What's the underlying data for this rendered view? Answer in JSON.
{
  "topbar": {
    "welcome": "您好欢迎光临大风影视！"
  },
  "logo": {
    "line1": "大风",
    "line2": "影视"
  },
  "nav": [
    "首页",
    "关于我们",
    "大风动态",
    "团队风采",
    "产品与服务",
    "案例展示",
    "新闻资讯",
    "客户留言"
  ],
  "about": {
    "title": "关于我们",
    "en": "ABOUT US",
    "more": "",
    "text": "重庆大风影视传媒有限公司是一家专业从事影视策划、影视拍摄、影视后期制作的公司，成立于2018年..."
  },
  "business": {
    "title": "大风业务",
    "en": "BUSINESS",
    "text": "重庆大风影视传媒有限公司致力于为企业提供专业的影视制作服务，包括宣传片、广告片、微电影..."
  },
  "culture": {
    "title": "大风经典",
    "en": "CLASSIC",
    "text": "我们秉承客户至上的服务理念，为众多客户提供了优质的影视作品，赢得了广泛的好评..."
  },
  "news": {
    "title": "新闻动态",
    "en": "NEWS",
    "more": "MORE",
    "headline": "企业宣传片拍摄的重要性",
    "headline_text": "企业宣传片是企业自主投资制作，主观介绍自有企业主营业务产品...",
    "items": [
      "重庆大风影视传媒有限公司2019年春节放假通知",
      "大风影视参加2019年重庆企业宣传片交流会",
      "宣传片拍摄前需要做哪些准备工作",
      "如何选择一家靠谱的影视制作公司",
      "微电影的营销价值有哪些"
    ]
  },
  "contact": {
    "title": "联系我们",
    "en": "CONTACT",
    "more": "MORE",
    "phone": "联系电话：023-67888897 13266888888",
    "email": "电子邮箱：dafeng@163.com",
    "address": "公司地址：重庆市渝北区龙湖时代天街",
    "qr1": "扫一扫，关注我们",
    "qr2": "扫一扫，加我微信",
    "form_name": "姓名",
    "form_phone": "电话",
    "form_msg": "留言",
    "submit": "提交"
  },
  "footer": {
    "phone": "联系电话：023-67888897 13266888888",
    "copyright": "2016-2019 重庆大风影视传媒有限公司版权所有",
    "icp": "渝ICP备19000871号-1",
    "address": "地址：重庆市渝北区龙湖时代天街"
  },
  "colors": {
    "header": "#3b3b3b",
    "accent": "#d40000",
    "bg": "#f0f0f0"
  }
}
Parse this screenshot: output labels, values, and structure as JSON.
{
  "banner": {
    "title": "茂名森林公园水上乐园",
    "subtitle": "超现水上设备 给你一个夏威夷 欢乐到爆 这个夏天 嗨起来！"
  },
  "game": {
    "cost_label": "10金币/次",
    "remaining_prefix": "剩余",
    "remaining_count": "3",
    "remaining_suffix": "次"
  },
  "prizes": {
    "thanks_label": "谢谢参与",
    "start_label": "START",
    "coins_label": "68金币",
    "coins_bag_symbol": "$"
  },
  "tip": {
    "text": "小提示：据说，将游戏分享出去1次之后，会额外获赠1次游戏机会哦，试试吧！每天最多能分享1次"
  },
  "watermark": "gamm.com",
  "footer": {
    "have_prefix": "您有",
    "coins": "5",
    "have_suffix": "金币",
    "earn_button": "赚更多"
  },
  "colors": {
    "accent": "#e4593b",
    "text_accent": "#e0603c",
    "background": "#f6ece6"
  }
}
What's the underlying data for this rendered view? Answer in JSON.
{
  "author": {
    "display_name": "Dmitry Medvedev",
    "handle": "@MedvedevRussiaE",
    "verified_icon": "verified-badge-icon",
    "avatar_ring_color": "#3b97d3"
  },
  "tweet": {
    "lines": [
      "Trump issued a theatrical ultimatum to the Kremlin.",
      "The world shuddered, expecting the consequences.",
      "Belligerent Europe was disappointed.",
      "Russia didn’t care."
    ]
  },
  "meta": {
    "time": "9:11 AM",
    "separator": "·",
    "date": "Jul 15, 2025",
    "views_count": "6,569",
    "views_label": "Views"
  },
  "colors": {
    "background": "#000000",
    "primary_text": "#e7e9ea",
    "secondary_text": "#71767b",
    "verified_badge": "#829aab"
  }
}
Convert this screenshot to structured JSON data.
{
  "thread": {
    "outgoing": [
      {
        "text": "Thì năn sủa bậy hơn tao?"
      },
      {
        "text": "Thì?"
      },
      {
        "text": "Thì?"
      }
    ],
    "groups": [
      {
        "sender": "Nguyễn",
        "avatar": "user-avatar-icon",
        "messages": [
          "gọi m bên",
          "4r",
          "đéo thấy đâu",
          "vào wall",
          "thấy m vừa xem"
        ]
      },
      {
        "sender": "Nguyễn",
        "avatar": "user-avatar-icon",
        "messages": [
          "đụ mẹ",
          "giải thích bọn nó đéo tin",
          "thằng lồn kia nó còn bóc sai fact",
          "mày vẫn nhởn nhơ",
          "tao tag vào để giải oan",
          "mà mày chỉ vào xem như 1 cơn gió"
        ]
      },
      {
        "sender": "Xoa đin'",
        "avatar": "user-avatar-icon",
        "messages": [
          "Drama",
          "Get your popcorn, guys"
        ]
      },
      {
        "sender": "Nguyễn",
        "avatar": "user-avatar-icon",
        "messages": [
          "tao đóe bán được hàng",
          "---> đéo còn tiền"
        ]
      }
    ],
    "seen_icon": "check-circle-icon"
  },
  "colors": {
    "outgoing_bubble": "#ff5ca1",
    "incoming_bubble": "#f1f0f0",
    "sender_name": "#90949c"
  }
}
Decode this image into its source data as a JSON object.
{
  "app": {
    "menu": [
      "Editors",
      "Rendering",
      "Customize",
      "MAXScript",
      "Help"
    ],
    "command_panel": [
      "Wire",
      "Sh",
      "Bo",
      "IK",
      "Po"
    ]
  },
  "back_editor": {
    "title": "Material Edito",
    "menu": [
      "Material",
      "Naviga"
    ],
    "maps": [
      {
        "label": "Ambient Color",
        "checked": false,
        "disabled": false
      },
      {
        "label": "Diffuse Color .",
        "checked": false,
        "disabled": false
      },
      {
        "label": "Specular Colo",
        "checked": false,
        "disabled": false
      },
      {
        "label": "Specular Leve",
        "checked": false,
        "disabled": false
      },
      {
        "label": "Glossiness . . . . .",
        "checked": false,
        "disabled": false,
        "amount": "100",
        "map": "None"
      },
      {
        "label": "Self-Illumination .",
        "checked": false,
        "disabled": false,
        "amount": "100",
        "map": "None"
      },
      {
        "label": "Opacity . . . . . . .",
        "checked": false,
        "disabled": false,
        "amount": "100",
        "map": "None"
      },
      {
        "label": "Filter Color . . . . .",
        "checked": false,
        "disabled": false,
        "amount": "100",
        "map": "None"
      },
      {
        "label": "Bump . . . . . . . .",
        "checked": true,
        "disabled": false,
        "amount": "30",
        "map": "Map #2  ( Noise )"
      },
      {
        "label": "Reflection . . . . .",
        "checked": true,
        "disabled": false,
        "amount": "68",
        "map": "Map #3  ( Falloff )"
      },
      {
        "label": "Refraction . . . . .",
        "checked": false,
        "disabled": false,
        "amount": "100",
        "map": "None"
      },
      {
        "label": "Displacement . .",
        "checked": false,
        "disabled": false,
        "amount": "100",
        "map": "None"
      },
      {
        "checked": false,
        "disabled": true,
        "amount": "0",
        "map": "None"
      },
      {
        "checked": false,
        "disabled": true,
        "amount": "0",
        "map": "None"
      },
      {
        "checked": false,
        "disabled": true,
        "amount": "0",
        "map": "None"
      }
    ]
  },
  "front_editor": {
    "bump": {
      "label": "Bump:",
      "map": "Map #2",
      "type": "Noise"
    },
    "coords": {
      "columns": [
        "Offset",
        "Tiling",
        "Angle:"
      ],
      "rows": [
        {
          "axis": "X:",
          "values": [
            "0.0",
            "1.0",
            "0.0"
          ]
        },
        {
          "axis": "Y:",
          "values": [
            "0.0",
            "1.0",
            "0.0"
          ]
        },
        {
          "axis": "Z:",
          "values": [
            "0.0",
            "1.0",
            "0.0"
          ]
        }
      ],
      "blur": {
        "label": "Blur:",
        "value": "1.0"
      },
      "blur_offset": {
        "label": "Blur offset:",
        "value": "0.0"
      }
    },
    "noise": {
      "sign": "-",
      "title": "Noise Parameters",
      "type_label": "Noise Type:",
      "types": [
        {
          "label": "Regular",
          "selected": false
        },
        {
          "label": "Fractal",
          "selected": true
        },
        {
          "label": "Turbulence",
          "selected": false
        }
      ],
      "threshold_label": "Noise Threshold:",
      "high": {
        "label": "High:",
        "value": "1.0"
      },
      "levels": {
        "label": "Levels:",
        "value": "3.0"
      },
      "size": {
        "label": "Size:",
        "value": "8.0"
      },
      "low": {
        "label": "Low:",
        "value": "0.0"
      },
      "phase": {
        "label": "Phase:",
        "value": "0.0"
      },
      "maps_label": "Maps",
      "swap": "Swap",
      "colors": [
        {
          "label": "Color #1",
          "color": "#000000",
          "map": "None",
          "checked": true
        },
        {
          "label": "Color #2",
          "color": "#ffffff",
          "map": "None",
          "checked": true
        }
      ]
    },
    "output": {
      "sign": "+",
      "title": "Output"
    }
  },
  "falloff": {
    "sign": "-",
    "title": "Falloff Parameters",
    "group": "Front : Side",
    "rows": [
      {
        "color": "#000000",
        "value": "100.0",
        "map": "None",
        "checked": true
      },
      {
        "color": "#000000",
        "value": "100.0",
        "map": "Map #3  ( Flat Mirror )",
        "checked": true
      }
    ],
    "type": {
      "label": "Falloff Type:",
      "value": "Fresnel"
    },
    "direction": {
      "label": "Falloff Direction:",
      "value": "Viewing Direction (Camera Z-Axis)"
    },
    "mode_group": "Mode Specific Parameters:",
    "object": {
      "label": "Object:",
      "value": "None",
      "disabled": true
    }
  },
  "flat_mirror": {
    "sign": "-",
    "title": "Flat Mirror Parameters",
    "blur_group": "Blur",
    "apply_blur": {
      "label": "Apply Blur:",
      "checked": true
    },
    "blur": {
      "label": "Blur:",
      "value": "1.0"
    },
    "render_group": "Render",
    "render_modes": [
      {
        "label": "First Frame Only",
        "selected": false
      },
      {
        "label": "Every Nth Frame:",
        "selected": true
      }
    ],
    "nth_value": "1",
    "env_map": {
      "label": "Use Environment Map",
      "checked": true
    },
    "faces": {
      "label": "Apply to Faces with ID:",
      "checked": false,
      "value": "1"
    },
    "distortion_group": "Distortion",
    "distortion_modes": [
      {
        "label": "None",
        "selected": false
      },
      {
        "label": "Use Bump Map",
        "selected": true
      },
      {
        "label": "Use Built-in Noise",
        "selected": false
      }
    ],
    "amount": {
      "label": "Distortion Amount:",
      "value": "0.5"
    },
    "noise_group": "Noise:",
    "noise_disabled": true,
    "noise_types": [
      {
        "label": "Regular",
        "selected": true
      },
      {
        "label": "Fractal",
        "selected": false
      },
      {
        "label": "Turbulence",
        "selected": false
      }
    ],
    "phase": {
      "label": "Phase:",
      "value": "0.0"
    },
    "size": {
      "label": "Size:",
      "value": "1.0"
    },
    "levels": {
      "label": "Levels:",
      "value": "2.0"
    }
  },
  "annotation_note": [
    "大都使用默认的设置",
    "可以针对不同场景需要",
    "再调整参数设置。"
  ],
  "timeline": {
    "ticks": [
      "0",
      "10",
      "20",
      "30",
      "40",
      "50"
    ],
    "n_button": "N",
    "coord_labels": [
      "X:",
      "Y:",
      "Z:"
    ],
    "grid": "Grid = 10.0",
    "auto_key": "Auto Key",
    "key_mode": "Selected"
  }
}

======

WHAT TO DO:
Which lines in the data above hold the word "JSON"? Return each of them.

WRITTEN ANSWER:
What's the underlying data for this rendered view? Answer in JSON.
Parse this screenshot: output labels, values, and structure as JSON.
What's the underlying data for this rendered view? Answer in JSON.
Convert this screenshot to structured JSON data.
Decode this image into its source data as a JSON object.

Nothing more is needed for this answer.